» **What is required**: Wherever the word "拖动列标题至此" appears in a line of the data, that line should be copied.

Excerpts from an interface dataset

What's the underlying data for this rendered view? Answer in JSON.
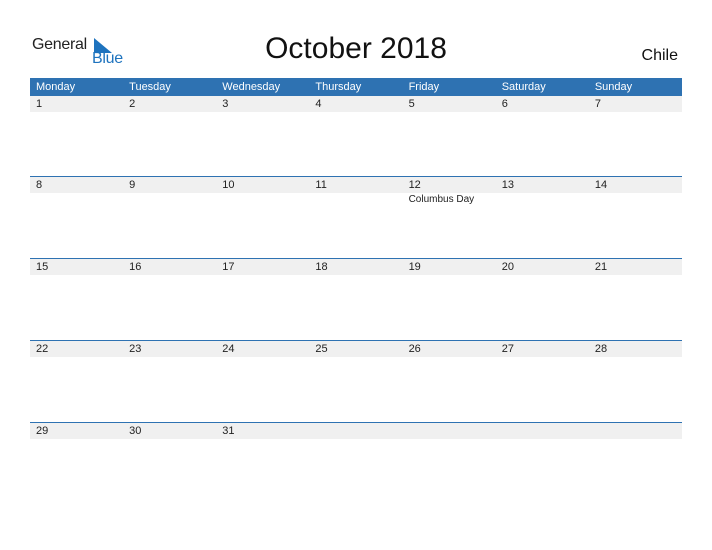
{
  "logo": {
    "word1": "General",
    "word2": "Blue"
  },
  "title": "October 2018",
  "country": "Chile",
  "colors": {
    "header_bg": "#2e72b2",
    "day_row_bg": "#f0f0f0",
    "brand_blue": "#1e73be"
  },
  "weekdays": [
    "Monday",
    "Tuesday",
    "Wednesday",
    "Thursday",
    "Friday",
    "Saturday",
    "Sunday"
  ],
  "weeks": [
    {
      "days": [
        "1",
        "2",
        "3",
        "4",
        "5",
        "6",
        "7"
      ],
      "events": [
        "",
        "",
        "",
        "",
        "",
        "",
        ""
      ]
    },
    {
      "days": [
        "8",
        "9",
        "10",
        "11",
        "12",
        "13",
        "14"
      ],
      "events": [
        "",
        "",
        "",
        "",
        "Columbus Day",
        "",
        ""
      ]
    },
    {
      "days": [
        "15",
        "16",
        "17",
        "18",
        "19",
        "20",
        "21"
      ],
      "events": [
        "",
        "",
        "",
        "",
        "",
        "",
        ""
      ]
    },
    {
      "days": [
        "22",
        "23",
        "24",
        "25",
        "26",
        "27",
        "28"
      ],
      "events": [
        "",
        "",
        "",
        "",
        "",
        "",
        ""
      ]
    },
    {
      "days": [
        "29",
        "30",
        "31",
        "",
        "",
        "",
        ""
      ],
      "events": [
        "",
        "",
        "",
        "",
        "",
        "",
        ""
      ]
    }
  ]
}
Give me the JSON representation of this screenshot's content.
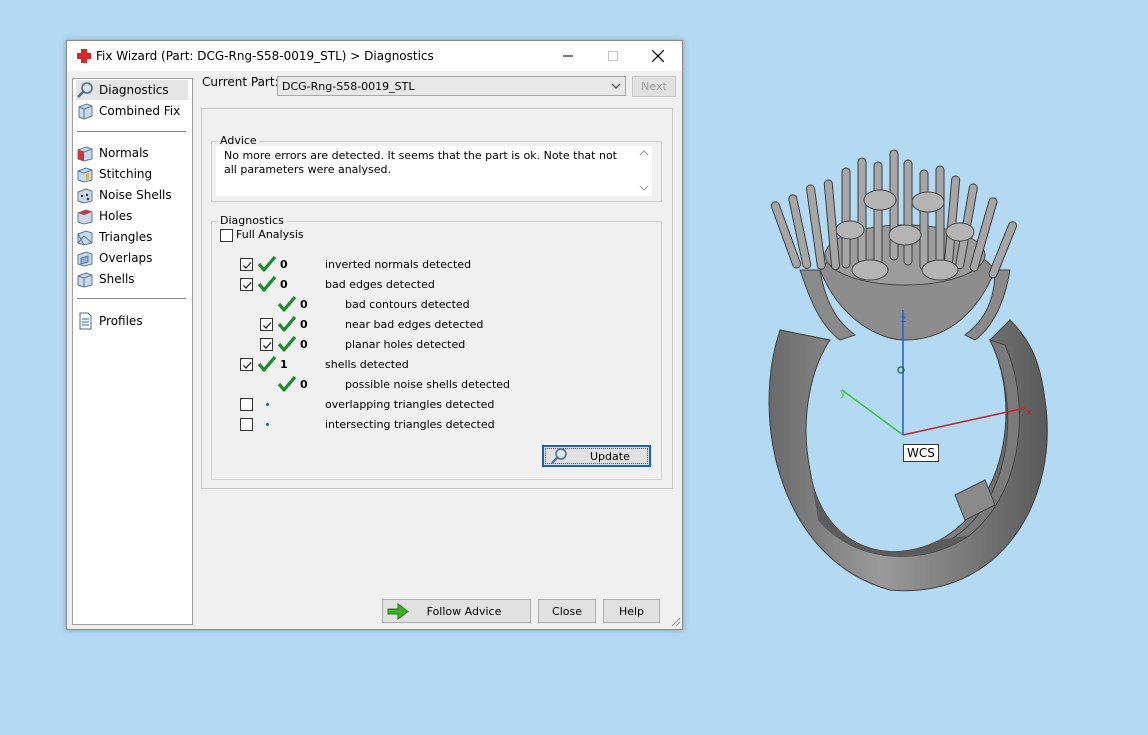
{
  "window": {
    "title": "Fix Wizard (Part: DCG-Rng-S58-0019_STL) > Diagnostics"
  },
  "nav": {
    "items": [
      {
        "label": "Diagnostics",
        "icon": "magnifier-icon"
      },
      {
        "label": "Combined Fix",
        "icon": "combined-fix-icon"
      },
      {
        "label": "Normals",
        "icon": "normals-icon"
      },
      {
        "label": "Stitching",
        "icon": "stitching-icon"
      },
      {
        "label": "Noise Shells",
        "icon": "noise-shells-icon"
      },
      {
        "label": "Holes",
        "icon": "holes-icon"
      },
      {
        "label": "Triangles",
        "icon": "triangles-icon"
      },
      {
        "label": "Overlaps",
        "icon": "overlaps-icon"
      },
      {
        "label": "Shells",
        "icon": "shells-icon"
      },
      {
        "label": "Profiles",
        "icon": "profiles-icon"
      }
    ]
  },
  "header": {
    "current_part_label": "Current Part:",
    "current_part_value": "DCG-Rng-S58-0019_STL",
    "next_label": "Next"
  },
  "advice": {
    "title": "Advice",
    "text": "No more errors are detected. It seems that the part is ok. Note that not all parameters were analysed."
  },
  "diagnostics": {
    "title": "Diagnostics",
    "full_analysis_label": "Full Analysis",
    "full_analysis_checked": false,
    "rows": [
      {
        "checked": true,
        "status": "ok",
        "count": "0",
        "label": "inverted normals detected"
      },
      {
        "checked": true,
        "status": "ok",
        "count": "0",
        "label": "bad edges detected"
      },
      {
        "checked": null,
        "status": "ok",
        "count": "0",
        "label": "bad contours detected"
      },
      {
        "checked": true,
        "status": "ok",
        "count": "0",
        "label": "near bad edges detected"
      },
      {
        "checked": true,
        "status": "ok",
        "count": "0",
        "label": "planar holes detected"
      },
      {
        "checked": true,
        "status": "ok",
        "count": "1",
        "label": "shells detected"
      },
      {
        "checked": null,
        "status": "ok",
        "count": "0",
        "label": "possible noise shells detected"
      },
      {
        "checked": false,
        "status": "pending",
        "count": "",
        "label": "overlapping triangles detected"
      },
      {
        "checked": false,
        "status": "pending",
        "count": "",
        "label": "intersecting triangles detected"
      }
    ],
    "update_label": "Update"
  },
  "footer": {
    "follow_advice_label": "Follow Advice",
    "close_label": "Close",
    "help_label": "Help"
  },
  "viewport": {
    "wcs_label": "WCS",
    "axis_x": "x",
    "axis_y": "y",
    "axis_z": "z"
  },
  "colors": {
    "desktop": "#b4d9f3",
    "check_green": "#1e8a2e",
    "focus_blue": "#1a5eb5",
    "axis_x": "#c0282d",
    "axis_y": "#3cc63c",
    "axis_z": "#2b5fd9"
  }
}
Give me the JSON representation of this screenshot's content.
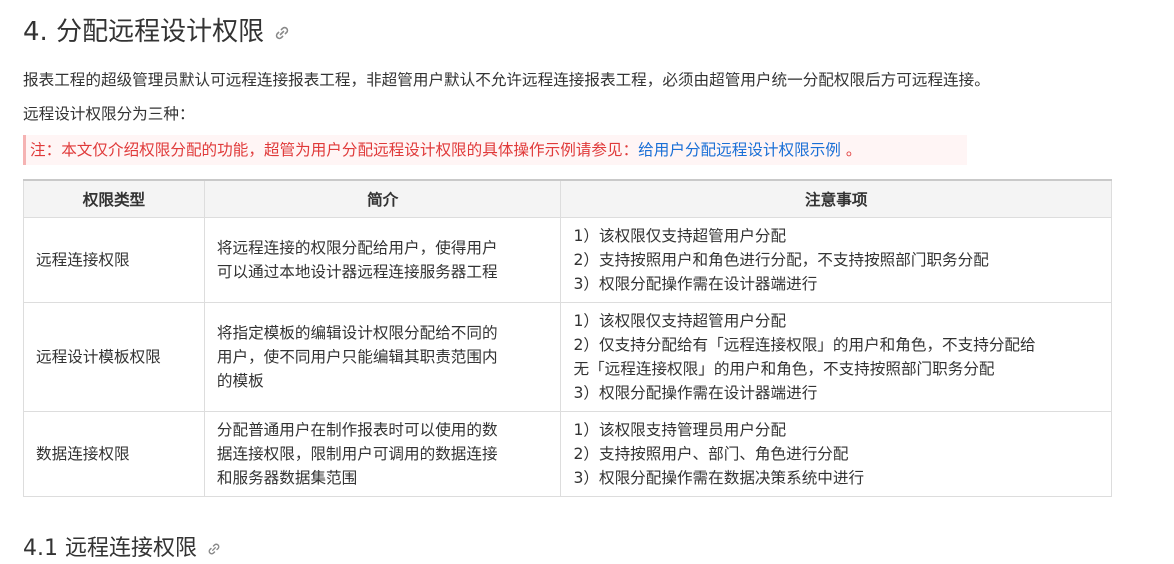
{
  "heading": {
    "title": "4. 分配远程设计权限",
    "link_icon": "link-icon"
  },
  "paragraphs": [
    "报表工程的超级管理员默认可远程连接报表工程，非超管用户默认不允许远程连接报表工程，必须由超管用户统一分配权限后方可远程连接。",
    "远程设计权限分为三种："
  ],
  "note": {
    "text": "注：本文仅介绍权限分配的功能，超管为用户分配远程设计权限的具体操作示例请参见：",
    "link_text": "给用户分配远程设计权限示例",
    "suffix": " 。"
  },
  "table": {
    "headers": [
      "权限类型",
      "简介",
      "注意事项"
    ],
    "rows": [
      {
        "type": "远程连接权限",
        "desc": [
          "将远程连接的权限分配给用户，使得用户",
          "可以通过本地设计器远程连接服务器工程"
        ],
        "notes": [
          "1）该权限仅支持超管用户分配",
          "2）支持按照用户和角色进行分配，不支持按照部门职务分配",
          "3）权限分配操作需在设计器端进行"
        ]
      },
      {
        "type": "远程设计模板权限",
        "desc": [
          "将指定模板的编辑设计权限分配给不同的",
          "用户，使不同用户只能编辑其职责范围内",
          "的模板"
        ],
        "notes": [
          "1）该权限仅支持超管用户分配",
          "2）仅支持分配给有「远程连接权限」的用户和角色，不支持分配给",
          "无「远程连接权限」的用户和角色，不支持按照部门职务分配",
          "3）权限分配操作需在设计器端进行"
        ]
      },
      {
        "type": "数据连接权限",
        "desc": [
          "分配普通用户在制作报表时可以使用的数",
          "据连接权限，限制用户可调用的数据连接",
          "和服务器数据集范围"
        ],
        "notes": [
          "1）该权限支持管理员用户分配",
          "2）支持按照用户、部门、角色进行分配",
          "3）权限分配操作需在数据决策系统中进行"
        ]
      }
    ]
  },
  "subheading": {
    "title": "4.1 远程连接权限",
    "link_icon": "link-icon"
  },
  "colors": {
    "text": "#333333",
    "note_text": "#e03a3a",
    "note_bg": "#fff5f5",
    "link": "#1a6fd6",
    "table_header_bg": "#f4f4f4",
    "border": "#dddddd"
  }
}
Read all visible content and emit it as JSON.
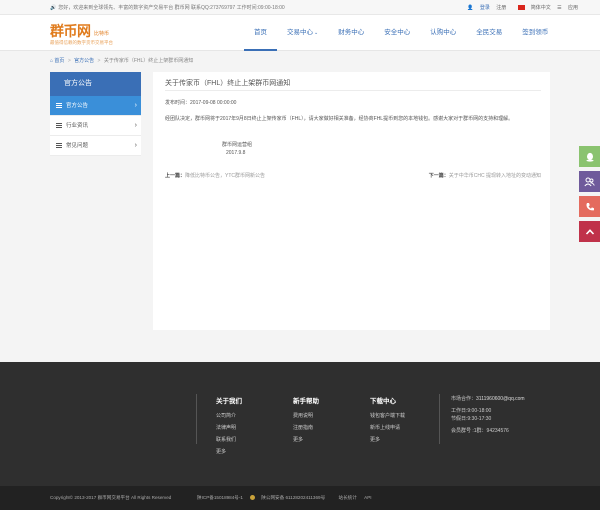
{
  "topbar": {
    "notice": "您好，欢迎来到全球领先、丰富的数字资产交易平台 群币网 联系QQ:273769797 工作时间:09:00-18:00",
    "login": "登录",
    "register": "注册",
    "language": "简体中文",
    "app": "应用"
  },
  "logo": {
    "name": "群币网",
    "sub": "比特币",
    "slogan": "最值得信赖的数字货币交易平台"
  },
  "nav": [
    {
      "label": "首页",
      "active": true
    },
    {
      "label": "交易中心",
      "caret": "⌄"
    },
    {
      "label": "财务中心"
    },
    {
      "label": "安全中心"
    },
    {
      "label": "认购中心"
    },
    {
      "label": "全民交易"
    },
    {
      "label": "签到领币"
    }
  ],
  "breadcrumb": {
    "home": "首页",
    "section": "官方公告",
    "current": "关于传家币（FHL）终止上架群币网通知"
  },
  "sidebar": {
    "title": "官方公告",
    "items": [
      {
        "label": "官方公告",
        "active": true
      },
      {
        "label": "行业资讯"
      },
      {
        "label": "常见问题"
      }
    ]
  },
  "article": {
    "title": "关于传家币（FHL）终止上架群币网通知",
    "time_label": "发布时间：",
    "time": "2017-09-08 00:00:00",
    "body": "经团队决定，群币网将于2017年9月8日终止上架传家币（FHL），请大家做好相关准备，经协商FHL提币到您的本地钱包。感谢大家对于群币网的支持和理解。",
    "sign_team": "群币网运营组",
    "sign_date": "2017.9.8"
  },
  "pager": {
    "prev_label": "上一篇：",
    "prev_title": "降低比特币公告，YTC群币网新公告",
    "next_label": "下一篇：",
    "next_title": "关于中华币CHC 提现转入地址的变动通知"
  },
  "floatbar": {
    "qq": "QQ",
    "users": "客服",
    "phone": "电话",
    "top": "顶部"
  },
  "footer": {
    "cols": [
      {
        "title": "关于我们",
        "links": [
          "公司简介",
          "法律声明",
          "联系我们",
          "更多"
        ]
      },
      {
        "title": "新手帮助",
        "links": [
          "费用说明",
          "注册指南",
          "更多"
        ]
      },
      {
        "title": "下载中心",
        "links": [
          "钱包客户端下载",
          "新币上线申请",
          "更多"
        ]
      }
    ],
    "contact": {
      "email_label": "市场合作：",
      "email": "3111960600@qq.com",
      "hours_line1": "工作日:9:00-18:00",
      "hours_line2": "节假日:9:30-17:30",
      "group": "会员群号 :1群：94234576"
    },
    "copyright": "Copyright© 2013-2017 群币网交易平台 All Rights Reserved",
    "icp": "陕ICP备15018984号-1",
    "police": "陕公网安备 61128202411369号",
    "stats": "站长统计",
    "api": "API"
  },
  "colors": {
    "brand_blue": "#3a6fb6",
    "logo_orange": "#e07b1c",
    "sidebar_active": "#3a8fd9"
  }
}
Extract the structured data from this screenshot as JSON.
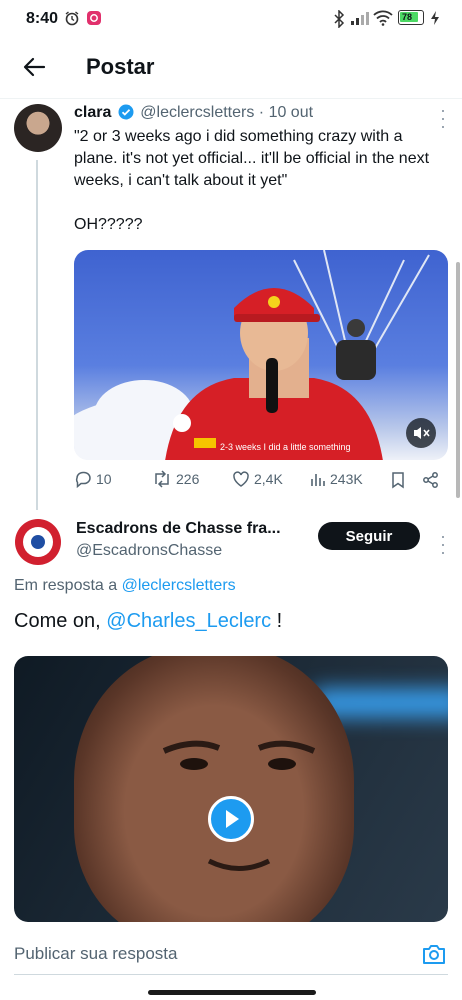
{
  "status_bar": {
    "time": "8:40",
    "battery": "78"
  },
  "header": {
    "title": "Postar"
  },
  "post1": {
    "name": "clara",
    "handle": "@leclercsletters",
    "separator": "·",
    "time": "10 out",
    "text_lines": [
      "\"2 or 3 weeks ago i did something crazy with a plane. it's not yet official... it'll be official in the next weeks, i can't talk about it yet\"",
      "OH?????"
    ],
    "video_caption": "2-3 weeks I did a little something",
    "stats": {
      "replies": "10",
      "reposts": "226",
      "likes": "2,4K",
      "views": "243K"
    }
  },
  "post2": {
    "name": "Escadrons de Chasse fra...",
    "handle": "@EscadronsChasse",
    "follow_label": "Seguir",
    "reply_prefix": "Em resposta a",
    "reply_handle": "@leclercsletters",
    "text_prefix": "Come on,",
    "mention": "@Charles_Leclerc",
    "text_suffix": "!"
  },
  "reply_bar": {
    "placeholder": "Publicar sua resposta"
  },
  "colors": {
    "accent": "#1d9bf0",
    "text": "#0f1419",
    "secondary": "#536471",
    "roundel_red": "#d1202f",
    "roundel_blue": "#1f4ea3"
  },
  "icons": [
    "back-arrow-icon",
    "verified-icon",
    "more-icon",
    "mute-icon",
    "reply-icon",
    "repost-icon",
    "like-icon",
    "views-icon",
    "bookmark-icon",
    "share-icon",
    "play-icon",
    "camera-icon"
  ]
}
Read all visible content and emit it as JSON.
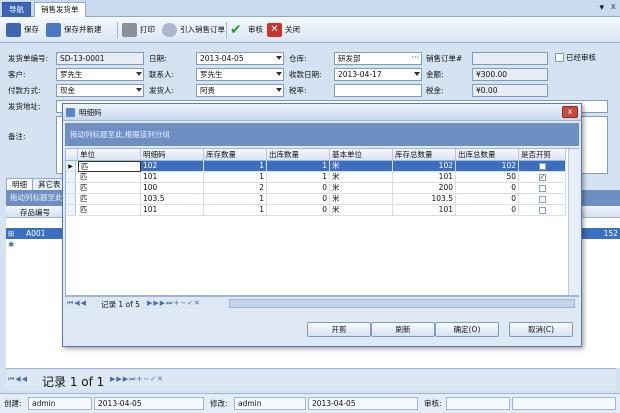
{
  "tabs": [
    {
      "label": "导航"
    },
    {
      "label": "销售发货单",
      "close": "x"
    }
  ],
  "window_controls": {
    "pin": "▾",
    "close": "x"
  },
  "toolbar": {
    "save": "保存",
    "save_new": "保存并新建",
    "print": "打印",
    "import_order": "引入销售订单",
    "audit": "审核",
    "close": "关闭"
  },
  "form": {
    "doc_no_label": "发货单编号:",
    "doc_no": "SD-13-0001",
    "date_label": "日期:",
    "date": "2013-04-05",
    "warehouse_label": "仓库:",
    "warehouse": "研发部",
    "sales_order_label": "销售订单#",
    "sales_order": "",
    "audited_label": "已经审核",
    "customer_label": "客户:",
    "customer": "罗先生",
    "contact_label": "联系人:",
    "contact": "罗先生",
    "receive_date_label": "收款日期:",
    "receive_date": "2013-04-17",
    "amount_label": "金额:",
    "amount": "¥300.00",
    "payment_label": "付款方式:",
    "payment": "现金",
    "shipper_label": "发货人:",
    "shipper": "阿贵",
    "tax_rate_label": "税率:",
    "tax_rate": "",
    "tax_label": "税金:",
    "tax": "¥0.00",
    "address_label": "发货地址:",
    "remark_label": "备注:"
  },
  "subtabs": [
    "明细",
    "其它表"
  ],
  "group_hint": "拖动列标题至此,根据该列分组",
  "main_grid": {
    "header": "存品编号",
    "rows": [
      {
        "code": "A001",
        "right_value": "152"
      }
    ]
  },
  "main_pager": {
    "record_text": "记录 1 of 1"
  },
  "status": {
    "created_label": "创建:",
    "created_by": "admin",
    "created_date": "2013-04-05",
    "modified_label": "修改:",
    "modified_by": "admin",
    "modified_date": "2013-04-05",
    "audit_label": "审核:",
    "audit_by": "",
    "audit_date": ""
  },
  "dialog": {
    "title": "明细码",
    "close": "x",
    "group_hint": "拖动列标题至此,根据该列分组",
    "columns": [
      "单位",
      "明细码",
      "库存数量",
      "出库数量",
      "基本单位",
      "库存总数量",
      "出库总数量",
      "是否开剪"
    ],
    "rows": [
      {
        "unit": "匹",
        "code": "102",
        "stock": "1",
        "out": "1",
        "base_unit": "米",
        "stock_total": "102",
        "out_total": "102",
        "cut": false
      },
      {
        "unit": "匹",
        "code": "101",
        "stock": "1",
        "out": "1",
        "base_unit": "米",
        "stock_total": "101",
        "out_total": "50",
        "cut": true
      },
      {
        "unit": "匹",
        "code": "100",
        "stock": "2",
        "out": "0",
        "base_unit": "米",
        "stock_total": "200",
        "out_total": "0",
        "cut": false
      },
      {
        "unit": "匹",
        "code": "103.5",
        "stock": "1",
        "out": "0",
        "base_unit": "米",
        "stock_total": "103.5",
        "out_total": "0",
        "cut": false
      },
      {
        "unit": "匹",
        "code": "101",
        "stock": "1",
        "out": "0",
        "base_unit": "米",
        "stock_total": "101",
        "out_total": "0",
        "cut": false
      }
    ],
    "pager_text": "记录 1 of 5",
    "buttons": {
      "cut": "开剪",
      "refresh": "刷新",
      "ok": "确定(O)",
      "cancel": "取消(C)"
    }
  },
  "colors": {
    "accent": "#3d6fc0",
    "group_band": "#6e8fc2",
    "background": "#d5e2f2"
  },
  "icons": [
    "save-icon",
    "save-new-icon",
    "print-icon",
    "import-icon",
    "audit-check-icon",
    "close-x-icon"
  ]
}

» **Answer to this task**:
  "group_hint": "拖动列标题至此,根据该列分组",
    "group_hint": "拖动列标题至此,根据该列分组",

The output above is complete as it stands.